I was happily surprised with how well these macarons turned out. Humidity can really alter these little cookies, which makes me feel a little better about messing up every batch I made at home this past summer. (Melida had one successful batch, but that was done at ICE) There I learned how delicate these macarons are, and just one extra fold can ruin it all. One good tip I took away was to beat the egg whites at a low speed to avoid over whipping the whites. For this batch, I beat the egg whites for almost 20 minutes, and I watched it closely to make sure they were the perfect consistency.
Speaking of the class we took back in July, a friend of Tim and mine took the same class that day. This friend says macarons are his favorite food. Now that was his answer to a question regarding favorite foods, not just desserts. So what does that say about this man? Simply put, he’s a fancy guy. Tim and I have had the pleasure of working alongside him in one of our church’s community groups, and we’ve come to know him beyond being fancy, as an intentional person with a big heart.
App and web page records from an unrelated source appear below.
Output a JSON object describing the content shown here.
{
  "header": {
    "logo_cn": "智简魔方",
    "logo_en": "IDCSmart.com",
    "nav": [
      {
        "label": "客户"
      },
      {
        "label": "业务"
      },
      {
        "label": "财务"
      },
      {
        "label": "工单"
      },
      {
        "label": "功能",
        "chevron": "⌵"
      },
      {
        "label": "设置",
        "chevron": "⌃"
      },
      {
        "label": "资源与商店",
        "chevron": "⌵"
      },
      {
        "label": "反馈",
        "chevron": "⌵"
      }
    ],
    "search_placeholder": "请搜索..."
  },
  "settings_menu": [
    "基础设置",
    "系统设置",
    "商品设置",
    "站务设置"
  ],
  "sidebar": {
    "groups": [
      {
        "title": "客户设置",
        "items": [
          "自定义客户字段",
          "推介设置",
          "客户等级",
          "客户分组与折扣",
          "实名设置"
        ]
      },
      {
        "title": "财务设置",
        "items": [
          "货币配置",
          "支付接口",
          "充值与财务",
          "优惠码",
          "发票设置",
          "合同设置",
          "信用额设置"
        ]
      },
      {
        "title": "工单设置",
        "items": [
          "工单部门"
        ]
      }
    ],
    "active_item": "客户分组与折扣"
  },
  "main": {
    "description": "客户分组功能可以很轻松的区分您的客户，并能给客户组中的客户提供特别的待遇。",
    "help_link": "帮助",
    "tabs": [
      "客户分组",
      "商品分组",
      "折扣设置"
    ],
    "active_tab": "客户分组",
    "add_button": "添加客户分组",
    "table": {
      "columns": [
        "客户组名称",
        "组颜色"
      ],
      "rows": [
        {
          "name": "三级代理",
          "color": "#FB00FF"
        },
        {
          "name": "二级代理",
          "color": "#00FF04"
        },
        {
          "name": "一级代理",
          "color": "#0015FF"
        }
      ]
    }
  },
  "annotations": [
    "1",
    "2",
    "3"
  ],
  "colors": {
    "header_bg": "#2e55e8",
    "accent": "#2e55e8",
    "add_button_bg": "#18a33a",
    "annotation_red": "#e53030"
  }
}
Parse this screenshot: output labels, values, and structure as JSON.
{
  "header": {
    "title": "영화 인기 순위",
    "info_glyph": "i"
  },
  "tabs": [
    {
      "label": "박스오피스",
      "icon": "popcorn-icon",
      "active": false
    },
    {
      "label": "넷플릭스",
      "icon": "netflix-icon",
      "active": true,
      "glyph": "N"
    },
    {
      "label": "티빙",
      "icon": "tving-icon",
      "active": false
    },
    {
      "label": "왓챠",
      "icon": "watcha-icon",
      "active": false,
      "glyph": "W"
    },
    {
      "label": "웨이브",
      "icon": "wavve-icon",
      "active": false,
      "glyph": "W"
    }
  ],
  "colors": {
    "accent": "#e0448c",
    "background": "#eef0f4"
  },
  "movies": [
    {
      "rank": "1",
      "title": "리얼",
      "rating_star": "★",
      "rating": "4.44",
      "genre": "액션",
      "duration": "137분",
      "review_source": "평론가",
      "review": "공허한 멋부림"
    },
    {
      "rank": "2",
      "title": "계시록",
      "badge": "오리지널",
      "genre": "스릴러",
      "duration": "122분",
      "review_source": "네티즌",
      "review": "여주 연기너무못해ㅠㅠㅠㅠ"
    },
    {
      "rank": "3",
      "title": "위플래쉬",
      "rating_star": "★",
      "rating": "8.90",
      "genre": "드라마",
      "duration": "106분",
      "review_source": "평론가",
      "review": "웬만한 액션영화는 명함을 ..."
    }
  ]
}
So this one goes out to you, Ken. Happy Birthday, and thanks for all you do for everyone around you.
adapted from David Lebovitz
1 cup powdered sugar
1/2 cup almond flour
3 tablespoons unsweetened Dutch-process cocoa powder
2 large egg whites, at room temperature
4 tablespoons granulated sugar
1. Preheat oven to 375 degrees F.
2. Line two baking sheets with Silpat liners and have a pastry bag with a 1/2-inch plain tip ready.
3. Using a blender of a food processor, grind together the powdered sugar with the almond powder and cocoa so there are no lumps.
4. Using a standing electric mixer and at slow-medium speeds, beat the egg whites until they begin to rise and hold their shape. While whipping, gradually beat in the granulated sugar until very stiff and firm.
5. Carefully fold the dry ingredients, in two batches, into the beaten egg whites with a flexible rubber spatula. When the mixture is just smooth and there are no streaks of egg white, stop folding and scrape the batter into the pastry bag.
6. Pipe the batter on the parchment-lined baking sheets in 1/2-inch circles, evenly spaced 1/2-inch apart.
7. Tap the baking sheet a few times firmly on the counter top to flatten the macarons, then bake them for 15 minutes. Let cool completely then remove from baking sheet.
1/2 cup heavy cream
2 tablespoons Nutella
2 ounces dark chocolate
1. Bring heavy cream to a simmer.
2. Remove from heat and stir in Nutella and dark chocolate. Stir until reaching consistent texture.
3. Let cool to room temperature.
1. Find matching similar-sized counterpart for each macaron.
2. Depending on size of macarons, spread 1/2 – 1 teaspoon of ganache on one cookie’s inside, and then gently press the matching cookie on top, forming a sandwich.
3. Store in an airtight container or in the fridge for at least one day before serving, to meld the flavors. Macarons can keep up to 5 days, after that they may be stored in the freezer.